AIM OF THE EXERCISE: Report the number of lines below in which the word "trên" occurs. Nothing else is needed.

PROVIDED DATA:
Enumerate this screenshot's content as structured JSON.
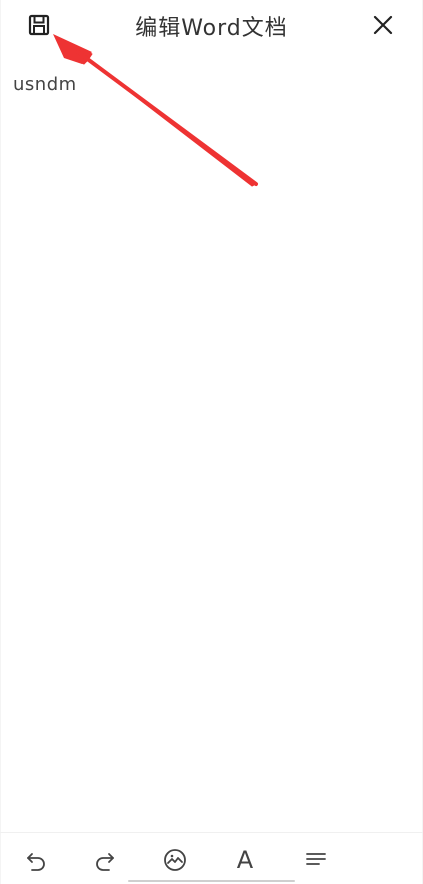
{
  "header": {
    "title": "编辑Word文档",
    "save_icon": "save-icon",
    "close_icon": "close-icon"
  },
  "editor": {
    "content": "usndm"
  },
  "annotation": {
    "arrow_color": "#ee3333"
  },
  "toolbar": {
    "icons": [
      "undo-icon",
      "redo-icon",
      "insert-image-icon",
      "font-icon",
      "align-icon"
    ],
    "font_glyph": "A"
  },
  "colors": {
    "text": "#333333",
    "background": "#ffffff"
  }
}
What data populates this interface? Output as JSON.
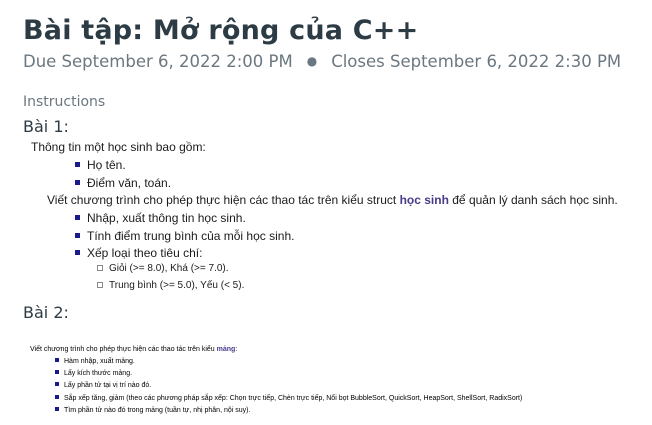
{
  "header": {
    "title": "Bài tập: Mở rộng của C++",
    "due": "Due September 6, 2022 2:00 PM",
    "separator": "●",
    "closes": "Closes September 6, 2022 2:30 PM"
  },
  "instructions": {
    "label": "Instructions",
    "bai1": {
      "heading": "Bài 1:",
      "intro": "Thông tin một học sinh bao gồm:",
      "fields": [
        "Họ tên.",
        "Điểm văn, toán."
      ],
      "task_before": "Viết chương trình cho phép thực hiện các thao tác trên kiểu struct ",
      "task_keyword": "học sinh",
      "task_after": " để quản lý danh sách học sinh.",
      "tasks": [
        "Nhập, xuất thông tin học sinh.",
        "Tính điểm trung bình của mỗi học sinh.",
        "Xếp loại theo tiêu chí:"
      ],
      "criteria": [
        "Giỏi (>= 8.0), Khá (>= 7.0).",
        "Trung bình (>= 5.0), Yếu (< 5)."
      ]
    },
    "bai2": {
      "heading": "Bài 2:",
      "intro_before": "Viết chương trình cho phép thực hiện các thao tác trên kiểu ",
      "intro_keyword": "mảng",
      "intro_after": ":",
      "tasks": [
        "Hàm nhập, xuất mảng.",
        "Lấy kích thước mảng.",
        "Lấy phần tử tại vị trí nào đó.",
        "Sắp xếp tăng, giảm (theo các phương pháp sắp xếp: Chọn trực tiếp, Chèn trực tiếp, Nổi bọt BubbleSort, QuickSort, HeapSort, ShellSort, RadixSort)",
        "Tìm phần tử nào đó trong mảng (tuần tự, nhị phân, nội suy)."
      ]
    }
  },
  "colors": {
    "title": "#2d3b45",
    "muted": "#6b7780",
    "bullet": "#1a1a8c",
    "keyword": "#4a3a8a"
  }
}
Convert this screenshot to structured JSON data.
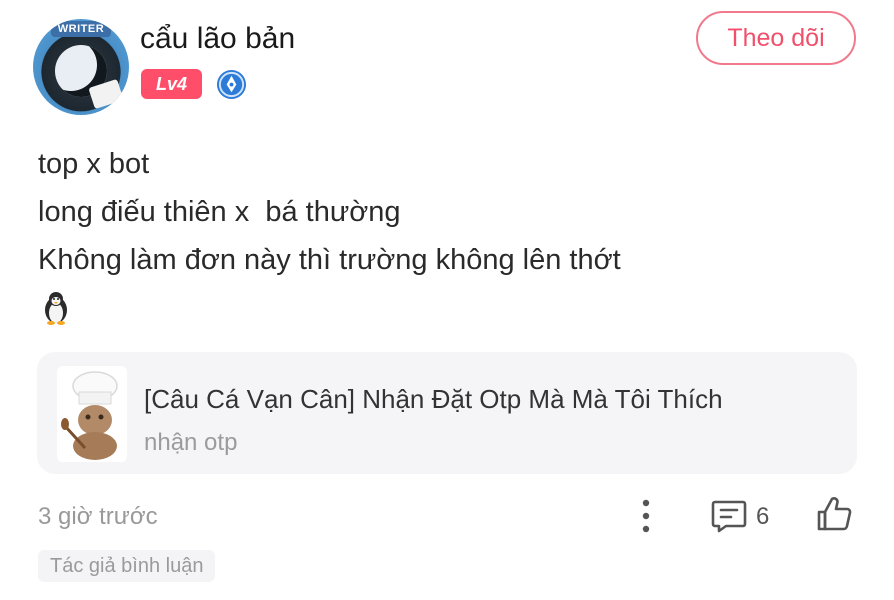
{
  "author": {
    "name": "cẩu lão bản",
    "avatar_tag": "WRITER",
    "level": "Lv4",
    "verified_icon": "pen-badge-icon"
  },
  "follow_button": {
    "label": "Theo dõi",
    "color": "#f0506c"
  },
  "post": {
    "lines": [
      "top x bot",
      "long điếu thiên x  bá thường",
      "Không làm đơn này thì trường không lên thớt"
    ],
    "emoji_icon": "penguin-icon"
  },
  "linked_card": {
    "title": "[Câu Cá Vạn Cân] Nhận Đặt Otp Mà Mà Tôi Thích",
    "subtitle": "nhận otp",
    "thumbnail_icon": "chef-cat-thumbnail"
  },
  "footer": {
    "timestamp": "3 giờ trước",
    "comment_count": "6",
    "author_tag": "Tác giả bình luận"
  },
  "colors": {
    "accent": "#ff4e6a",
    "muted_text": "#999999",
    "card_bg": "#f5f5f7"
  }
}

OUTPUT OF THE EXERCISE: 2